11:374:110


Description

The term Anthropocene is thrown around a lot these days, by journalists, activists,
scholars and others. The term suggests we are living in a recently distinguished
geological period in which the Earth’s geologic, atmospheric, and biologic features are no
longer governed by natural processes, but are shaped by humans. From Ebola and
melting ice caps to deforestation and genetically modified organisms in our food systems,
human-environment issues are becoming increasingly complex. But how can we
conceptualize these issues? How do we identify the relationships and processes that
shape such challenges? And if human activities are at the center of environmental
change, how can we think of ways for producing healthier environments and living
conditions? This course offers a response to these questions by exploring various
theories of nature-society relations and environmental change.

Credits:

3

Prerequisite:

None

Course Syllabus



Course Professors

    Spring 2017

  1. Shwom, Rachael
  2. Fall 2016

  3. Hausermann, Heidi
  4. Fall 2015

  5. Hausermann, Heidi
  6. Spring 2015

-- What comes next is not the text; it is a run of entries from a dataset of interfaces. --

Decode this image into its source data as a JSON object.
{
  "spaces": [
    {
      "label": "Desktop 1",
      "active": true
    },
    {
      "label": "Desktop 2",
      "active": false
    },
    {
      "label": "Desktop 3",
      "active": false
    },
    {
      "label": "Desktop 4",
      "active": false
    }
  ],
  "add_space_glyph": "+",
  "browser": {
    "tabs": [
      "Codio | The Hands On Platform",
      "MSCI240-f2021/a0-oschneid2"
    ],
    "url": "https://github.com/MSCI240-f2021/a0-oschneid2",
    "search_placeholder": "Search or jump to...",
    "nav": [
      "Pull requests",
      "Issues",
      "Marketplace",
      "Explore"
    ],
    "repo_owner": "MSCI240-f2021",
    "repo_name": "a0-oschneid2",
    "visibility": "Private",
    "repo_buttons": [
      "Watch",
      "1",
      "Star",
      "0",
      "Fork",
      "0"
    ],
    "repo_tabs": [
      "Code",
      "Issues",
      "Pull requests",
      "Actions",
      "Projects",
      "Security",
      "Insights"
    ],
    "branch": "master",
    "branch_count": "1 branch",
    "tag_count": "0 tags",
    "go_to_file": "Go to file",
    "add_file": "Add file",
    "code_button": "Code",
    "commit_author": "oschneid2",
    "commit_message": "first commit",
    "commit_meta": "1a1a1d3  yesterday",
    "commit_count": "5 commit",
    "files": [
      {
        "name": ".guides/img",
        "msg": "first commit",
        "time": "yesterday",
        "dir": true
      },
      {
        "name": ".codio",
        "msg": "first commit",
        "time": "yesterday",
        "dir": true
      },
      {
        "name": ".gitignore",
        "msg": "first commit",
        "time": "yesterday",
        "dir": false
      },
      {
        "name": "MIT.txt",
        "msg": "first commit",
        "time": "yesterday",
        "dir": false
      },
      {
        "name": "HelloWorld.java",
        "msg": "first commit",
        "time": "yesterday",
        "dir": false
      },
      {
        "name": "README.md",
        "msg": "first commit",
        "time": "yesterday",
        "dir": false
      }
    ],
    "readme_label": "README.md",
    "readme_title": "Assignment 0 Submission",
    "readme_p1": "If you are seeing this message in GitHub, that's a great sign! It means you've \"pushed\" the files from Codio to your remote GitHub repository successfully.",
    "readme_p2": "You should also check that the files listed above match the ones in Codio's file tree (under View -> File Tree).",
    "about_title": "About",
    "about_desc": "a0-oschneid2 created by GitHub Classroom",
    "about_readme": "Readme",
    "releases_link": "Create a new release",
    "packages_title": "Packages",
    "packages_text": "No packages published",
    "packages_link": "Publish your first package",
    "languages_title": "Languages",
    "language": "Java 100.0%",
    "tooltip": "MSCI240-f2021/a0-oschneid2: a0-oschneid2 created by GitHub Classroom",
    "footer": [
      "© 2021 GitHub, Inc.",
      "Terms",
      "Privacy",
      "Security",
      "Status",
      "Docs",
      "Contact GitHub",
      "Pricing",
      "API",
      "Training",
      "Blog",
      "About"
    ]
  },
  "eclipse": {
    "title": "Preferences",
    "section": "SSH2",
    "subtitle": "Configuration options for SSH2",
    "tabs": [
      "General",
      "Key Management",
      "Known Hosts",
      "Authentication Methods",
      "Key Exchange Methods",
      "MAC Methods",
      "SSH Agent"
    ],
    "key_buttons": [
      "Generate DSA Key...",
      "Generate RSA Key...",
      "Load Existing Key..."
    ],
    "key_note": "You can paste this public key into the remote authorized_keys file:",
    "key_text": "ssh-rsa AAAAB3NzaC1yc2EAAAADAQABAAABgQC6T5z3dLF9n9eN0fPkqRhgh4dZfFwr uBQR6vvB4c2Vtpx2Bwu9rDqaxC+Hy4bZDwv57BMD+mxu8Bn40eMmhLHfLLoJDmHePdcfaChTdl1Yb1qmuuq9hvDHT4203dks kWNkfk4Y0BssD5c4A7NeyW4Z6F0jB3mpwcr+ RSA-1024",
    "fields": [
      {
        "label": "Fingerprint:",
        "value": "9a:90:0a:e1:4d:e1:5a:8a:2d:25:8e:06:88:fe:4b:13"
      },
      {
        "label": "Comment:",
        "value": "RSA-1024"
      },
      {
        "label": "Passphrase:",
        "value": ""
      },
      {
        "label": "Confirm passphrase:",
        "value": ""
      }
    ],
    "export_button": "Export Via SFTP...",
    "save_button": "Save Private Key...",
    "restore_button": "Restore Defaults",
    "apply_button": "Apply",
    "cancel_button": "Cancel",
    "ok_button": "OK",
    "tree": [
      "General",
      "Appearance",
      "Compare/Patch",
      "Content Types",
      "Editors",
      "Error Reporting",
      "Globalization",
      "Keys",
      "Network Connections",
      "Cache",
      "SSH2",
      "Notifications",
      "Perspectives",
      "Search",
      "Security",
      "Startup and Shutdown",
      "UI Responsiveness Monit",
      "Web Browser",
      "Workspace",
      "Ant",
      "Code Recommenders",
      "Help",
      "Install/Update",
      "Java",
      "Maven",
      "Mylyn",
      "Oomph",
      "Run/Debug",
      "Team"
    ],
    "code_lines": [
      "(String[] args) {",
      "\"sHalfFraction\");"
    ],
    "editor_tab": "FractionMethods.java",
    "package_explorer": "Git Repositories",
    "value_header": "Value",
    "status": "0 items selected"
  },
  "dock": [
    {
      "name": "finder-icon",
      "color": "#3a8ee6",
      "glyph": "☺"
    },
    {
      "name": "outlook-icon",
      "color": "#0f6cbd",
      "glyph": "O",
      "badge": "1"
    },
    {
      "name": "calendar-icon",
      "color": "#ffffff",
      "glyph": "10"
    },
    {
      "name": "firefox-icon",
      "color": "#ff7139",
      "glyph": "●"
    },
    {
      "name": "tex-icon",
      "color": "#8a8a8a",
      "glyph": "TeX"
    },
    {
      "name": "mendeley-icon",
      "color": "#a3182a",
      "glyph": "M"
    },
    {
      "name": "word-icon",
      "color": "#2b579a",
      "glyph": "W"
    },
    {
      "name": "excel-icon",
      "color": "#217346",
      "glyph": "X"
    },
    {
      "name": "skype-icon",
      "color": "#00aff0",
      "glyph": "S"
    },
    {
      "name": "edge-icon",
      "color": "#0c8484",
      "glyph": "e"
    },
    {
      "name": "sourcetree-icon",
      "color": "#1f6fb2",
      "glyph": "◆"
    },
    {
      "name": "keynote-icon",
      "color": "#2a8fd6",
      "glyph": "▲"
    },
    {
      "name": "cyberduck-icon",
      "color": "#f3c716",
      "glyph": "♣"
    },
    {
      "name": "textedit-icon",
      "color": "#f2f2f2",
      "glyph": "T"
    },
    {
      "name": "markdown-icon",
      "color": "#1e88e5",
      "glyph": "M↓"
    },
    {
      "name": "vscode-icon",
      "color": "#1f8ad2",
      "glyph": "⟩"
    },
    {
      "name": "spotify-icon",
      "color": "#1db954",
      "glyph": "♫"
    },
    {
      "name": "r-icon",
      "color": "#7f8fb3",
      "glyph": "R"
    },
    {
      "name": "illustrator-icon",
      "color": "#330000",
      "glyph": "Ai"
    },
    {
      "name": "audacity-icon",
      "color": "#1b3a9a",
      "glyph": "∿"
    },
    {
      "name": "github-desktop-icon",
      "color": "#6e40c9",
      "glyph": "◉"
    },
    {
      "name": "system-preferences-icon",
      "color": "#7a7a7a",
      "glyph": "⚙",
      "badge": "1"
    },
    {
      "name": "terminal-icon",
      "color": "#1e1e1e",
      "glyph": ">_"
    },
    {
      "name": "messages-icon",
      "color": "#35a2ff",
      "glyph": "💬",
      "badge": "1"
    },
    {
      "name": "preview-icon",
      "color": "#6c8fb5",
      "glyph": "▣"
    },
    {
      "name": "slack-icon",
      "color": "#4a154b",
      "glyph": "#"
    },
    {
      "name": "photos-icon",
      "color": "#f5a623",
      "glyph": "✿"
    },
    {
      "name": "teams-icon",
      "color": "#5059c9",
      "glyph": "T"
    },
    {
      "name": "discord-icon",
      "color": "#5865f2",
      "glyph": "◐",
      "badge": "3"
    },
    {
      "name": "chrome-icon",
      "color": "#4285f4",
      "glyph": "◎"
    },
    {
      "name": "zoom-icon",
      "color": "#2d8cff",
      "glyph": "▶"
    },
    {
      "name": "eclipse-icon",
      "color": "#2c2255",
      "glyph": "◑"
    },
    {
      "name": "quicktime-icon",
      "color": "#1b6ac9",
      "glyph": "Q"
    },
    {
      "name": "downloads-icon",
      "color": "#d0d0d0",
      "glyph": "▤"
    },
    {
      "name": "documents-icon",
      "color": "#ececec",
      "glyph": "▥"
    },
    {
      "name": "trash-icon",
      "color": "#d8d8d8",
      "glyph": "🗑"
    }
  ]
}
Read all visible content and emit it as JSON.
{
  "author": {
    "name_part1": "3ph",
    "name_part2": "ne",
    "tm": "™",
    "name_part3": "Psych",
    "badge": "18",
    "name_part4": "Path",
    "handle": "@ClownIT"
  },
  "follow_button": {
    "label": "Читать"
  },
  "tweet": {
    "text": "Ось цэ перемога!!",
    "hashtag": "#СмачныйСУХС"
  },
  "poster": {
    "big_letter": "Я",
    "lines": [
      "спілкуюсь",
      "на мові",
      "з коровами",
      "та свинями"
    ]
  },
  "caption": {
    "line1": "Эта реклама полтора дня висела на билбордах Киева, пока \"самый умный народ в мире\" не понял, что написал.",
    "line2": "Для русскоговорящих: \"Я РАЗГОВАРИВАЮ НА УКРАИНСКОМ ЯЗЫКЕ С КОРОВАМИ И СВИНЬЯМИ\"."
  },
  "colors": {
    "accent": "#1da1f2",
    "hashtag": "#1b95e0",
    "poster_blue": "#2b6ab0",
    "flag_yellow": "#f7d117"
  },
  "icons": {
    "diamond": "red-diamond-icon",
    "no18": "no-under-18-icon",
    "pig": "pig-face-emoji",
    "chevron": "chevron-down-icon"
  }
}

  7. Hausermann, Heidi
 
  1. Rutgers
  2. New Brunswick
Department of Human Ecology